2. Workflow and BPM Open Forum. This session offers a drill-down into what some people consider the core of BPM. Thus, it complements session #1 above.
3. BMW MC: The Roadmap to a Successful ERP Upgrade. ERP upgrades are almost as difficult as ERP implementations. This session offers a firsthand look at an upgrade that went well, suggesting best practices to other enterprises thinking about upgrading.
4. Strategy and Challenges for Global Rollout of SAP Software. This is a bread-and-butter sessions for SAP prospects.
5. SAP and Business Objects: Understanding the New BI Platform in Detail. Business Intelligence isn’t an easy sell these days, but there’s a lot of value in BI if you get it right. This session will provide visibility into the Business Objects platform in a way that might convince potential BI adopters to get aboard.
6. Strategic IT: Getting the Most Value from Your IT Investment. Enterprises spend hundreds of millions of dollars on IT. This session brings together some heavy hitters from Pepsi, the U.S. Postal Services, and Harvard Business School to help enterprises get the most bang for their IT bucks.
7. RFID and Serialization Strategy and Road Map. If physical goods move through your supply chain, RFID should interest you. If you have SAP anywhere in your stack (not just as SCM), you’ll want to know how SAP plans to handle RFID, since RFID data can touch many SAP applications.
8. Leveraging SAP ERP to Drive Success for Midsize Manufacturers. There are hundreds of thousands of midsize global manufacturers who are behind their North American peers in terms of IT adoption. It’ll be interesting to learn SAP’s value proposition for this segment in more detail, because it might somehow inform SAP’s Asia-facing strategy in the years to come.
9. SAP for Utilities at CenterPoint Energy, Inc. Smart Grid is going to turn the utilities industry upside-down. Imagine being able to monitor your meter the same way you monitor your Vonage phone, and you get an idea of what’s waiting. We recently talked to Bob Frazier of CenterPoint recently, and he’s got a great story to tell about what’s going on in this space.

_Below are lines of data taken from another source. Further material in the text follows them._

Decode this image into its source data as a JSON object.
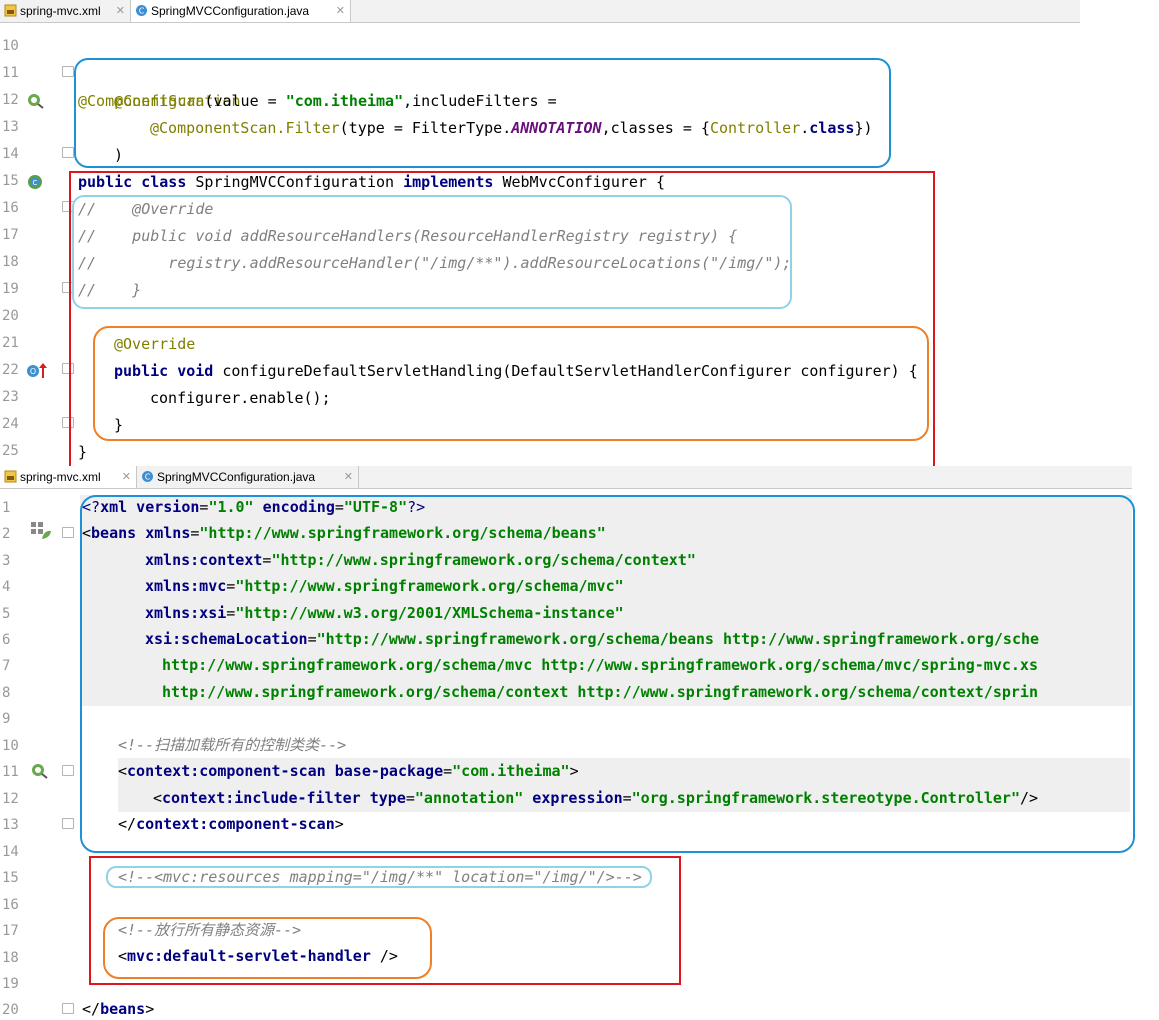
{
  "editor_top": {
    "tabs": [
      {
        "label": "spring-mvc.xml",
        "active": false,
        "icon": "xml-file-icon"
      },
      {
        "label": "SpringMVCConfiguration.java",
        "active": true,
        "icon": "java-class-icon"
      }
    ],
    "lines": [
      {
        "n": "10"
      },
      {
        "n": "11"
      },
      {
        "n": "12"
      },
      {
        "n": "13"
      },
      {
        "n": "14"
      },
      {
        "n": "15"
      },
      {
        "n": "16"
      },
      {
        "n": "17"
      },
      {
        "n": "18"
      },
      {
        "n": "19"
      },
      {
        "n": "20"
      },
      {
        "n": "21"
      },
      {
        "n": "22"
      },
      {
        "n": "23"
      },
      {
        "n": "24"
      },
      {
        "n": "25"
      }
    ],
    "code": {
      "l11": "@Configuration",
      "l12a": "@ComponentScan",
      "l12b": "(value = ",
      "l12c": "\"com.itheima\"",
      "l12d": ",includeFilters =",
      "l13a": "@ComponentScan.Filter",
      "l13b": "(type = FilterType.",
      "l13c": "ANNOTATION",
      "l13d": ",classes = {",
      "l13e": "Controller",
      "l13f": ".",
      "l13g": "class",
      "l13h": "})",
      "l14": ")",
      "l15a": "public class ",
      "l15b": "SpringMVCConfiguration ",
      "l15c": "implements ",
      "l15d": "WebMvcConfigurer {",
      "l16": "//    @Override",
      "l17": "//    public void addResourceHandlers(ResourceHandlerRegistry registry) {",
      "l18": "//        registry.addResourceHandler(\"/img/**\").addResourceLocations(\"/img/\");",
      "l19": "//    }",
      "l21": "@Override",
      "l22a": "public void ",
      "l22b": "configureDefaultServletHandling(DefaultServletHandlerConfigurer configurer) {",
      "l23": "configurer.enable();",
      "l24": "}",
      "l25": "}"
    }
  },
  "editor_bottom": {
    "tabs": [
      {
        "label": "spring-mvc.xml",
        "active": true,
        "icon": "xml-file-icon"
      },
      {
        "label": "SpringMVCConfiguration.java",
        "active": false,
        "icon": "java-class-icon"
      }
    ],
    "lines": [
      {
        "n": "1"
      },
      {
        "n": "2"
      },
      {
        "n": "3"
      },
      {
        "n": "4"
      },
      {
        "n": "5"
      },
      {
        "n": "6"
      },
      {
        "n": "7"
      },
      {
        "n": "8"
      },
      {
        "n": "9"
      },
      {
        "n": "10"
      },
      {
        "n": "11"
      },
      {
        "n": "12"
      },
      {
        "n": "13"
      },
      {
        "n": "14"
      },
      {
        "n": "15"
      },
      {
        "n": "16"
      },
      {
        "n": "17"
      },
      {
        "n": "18"
      },
      {
        "n": "19"
      },
      {
        "n": "20"
      }
    ],
    "code": {
      "x1a": "<?",
      "x1b": "xml version",
      "x1c": "=",
      "x1d": "\"1.0\"",
      "x1e": " encoding",
      "x1f": "=",
      "x1g": "\"UTF-8\"",
      "x1h": "?>",
      "x2a": "<",
      "x2b": "beans ",
      "x2c": "xmlns",
      "x2d": "=",
      "x2e": "\"http://www.springframework.org/schema/beans\"",
      "x3a": "xmlns:context",
      "x3b": "=",
      "x3c": "\"http://www.springframework.org/schema/context\"",
      "x4a": "xmlns:mvc",
      "x4b": "=",
      "x4c": "\"http://www.springframework.org/schema/mvc\"",
      "x5a": "xmlns:xsi",
      "x5b": "=",
      "x5c": "\"http://www.w3.org/2001/XMLSchema-instance\"",
      "x6a": "xsi:schemaLocation",
      "x6b": "=",
      "x6c": "\"http://www.springframework.org/schema/beans http://www.springframework.org/sche",
      "x7": "http://www.springframework.org/schema/mvc http://www.springframework.org/schema/mvc/spring-mvc.xs",
      "x8": "http://www.springframework.org/schema/context http://www.springframework.org/schema/context/sprin",
      "x10": "<!--扫描加载所有的控制类类-->",
      "x11a": "<",
      "x11b": "context:component-scan ",
      "x11c": "base-package",
      "x11d": "=",
      "x11e": "\"com.itheima\"",
      "x11f": ">",
      "x12a": "<",
      "x12b": "context:include-filter ",
      "x12c": "type",
      "x12d": "=",
      "x12e": "\"annotation\"",
      "x12f": " expression",
      "x12g": "=",
      "x12h": "\"org.springframework.stereotype.Controller\"",
      "x12i": "/>",
      "x13a": "</",
      "x13b": "context:component-scan",
      "x13c": ">",
      "x15": "<!--<mvc:resources mapping=\"/img/**\" location=\"/img/\"/>-->",
      "x17": "<!--放行所有静态资源-->",
      "x18a": "<",
      "x18b": "mvc:default-servlet-handler ",
      "x18c": "/>",
      "x20a": "</",
      "x20b": "beans",
      "x20c": ">"
    }
  },
  "colors": {
    "blue_box": "#1e90d6",
    "light_blue_box": "#8fd3e8",
    "red_box": "#e0141e",
    "orange_box": "#f08028"
  }
}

10. Security Open Forum: Security is at the top of CIO agendas year after year, and this session taps Halliburton, Coca-Cola, and The Home Depot to share risk management ideas and strategies with the community.

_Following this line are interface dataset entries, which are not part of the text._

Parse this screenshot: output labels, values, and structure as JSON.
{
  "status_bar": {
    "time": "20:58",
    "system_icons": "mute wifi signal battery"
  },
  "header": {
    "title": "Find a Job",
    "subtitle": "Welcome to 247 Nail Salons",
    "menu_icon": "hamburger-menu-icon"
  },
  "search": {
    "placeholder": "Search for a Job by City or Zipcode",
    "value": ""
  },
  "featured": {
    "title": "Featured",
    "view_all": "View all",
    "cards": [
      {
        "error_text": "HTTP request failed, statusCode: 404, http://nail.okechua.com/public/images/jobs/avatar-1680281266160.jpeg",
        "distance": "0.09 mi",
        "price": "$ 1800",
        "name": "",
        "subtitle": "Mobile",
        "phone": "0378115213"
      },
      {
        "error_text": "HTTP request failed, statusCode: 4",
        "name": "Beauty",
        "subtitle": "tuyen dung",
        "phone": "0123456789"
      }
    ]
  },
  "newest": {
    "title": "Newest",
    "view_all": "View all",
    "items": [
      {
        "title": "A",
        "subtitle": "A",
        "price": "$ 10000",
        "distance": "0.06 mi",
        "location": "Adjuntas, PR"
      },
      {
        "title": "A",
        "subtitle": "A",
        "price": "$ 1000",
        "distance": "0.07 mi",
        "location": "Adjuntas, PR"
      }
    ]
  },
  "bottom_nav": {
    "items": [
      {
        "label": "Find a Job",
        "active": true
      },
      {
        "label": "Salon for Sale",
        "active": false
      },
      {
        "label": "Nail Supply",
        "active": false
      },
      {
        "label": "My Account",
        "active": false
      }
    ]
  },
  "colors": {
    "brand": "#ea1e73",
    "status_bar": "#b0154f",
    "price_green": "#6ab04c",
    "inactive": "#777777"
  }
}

Demir Barlas, Site Editor
SAP’s Business Objects unit suffered a black eye recently. DMReview.com was forwarded a copy of an email from Business Objects to some of its customers that read, in part:
“As we look back the past several weeks, it is painfully obvious that our internal system issues have brought challenges and unwanted distractions to your ongoing operation of Business Objects software solutions…many customers have not been able to receive our technologies in a timely manner. You have our most sincere apology…”

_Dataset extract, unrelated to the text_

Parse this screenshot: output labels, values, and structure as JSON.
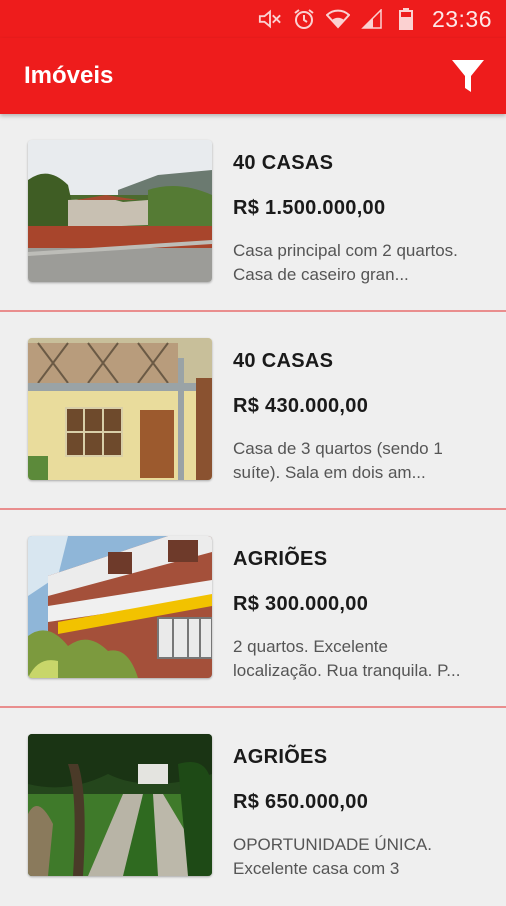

The email was signed by Pascal Clement, SAP/Business Objects’ VP of Enterprise Information Management. After the email came out, Business Objects went into damage control mode with DMReview by issuing a statement to the effect that only a few (they didn’t say how many) Business Objects customers had been impacted. There was also no clarification on what had caused the service delivery problems.
Combined with the fact that “the Business Objects sales organization may have missed its Q1 targets by a wide margin in North America,” according to analyst Patrick Walravens of JMP Securities, the service failures are bad news for both SAP and Business Objects–especially when you consider how well Business Objects’ old rival, Cognos, seems to be doing at IBM after Big Blue snapped it up earlier this year. IBM’s software revenue is up $4.8 billion, or 14 percent, year-over-year, and IBM executives named Cognos as a big part of that success.
Demir Barlas, Site Editor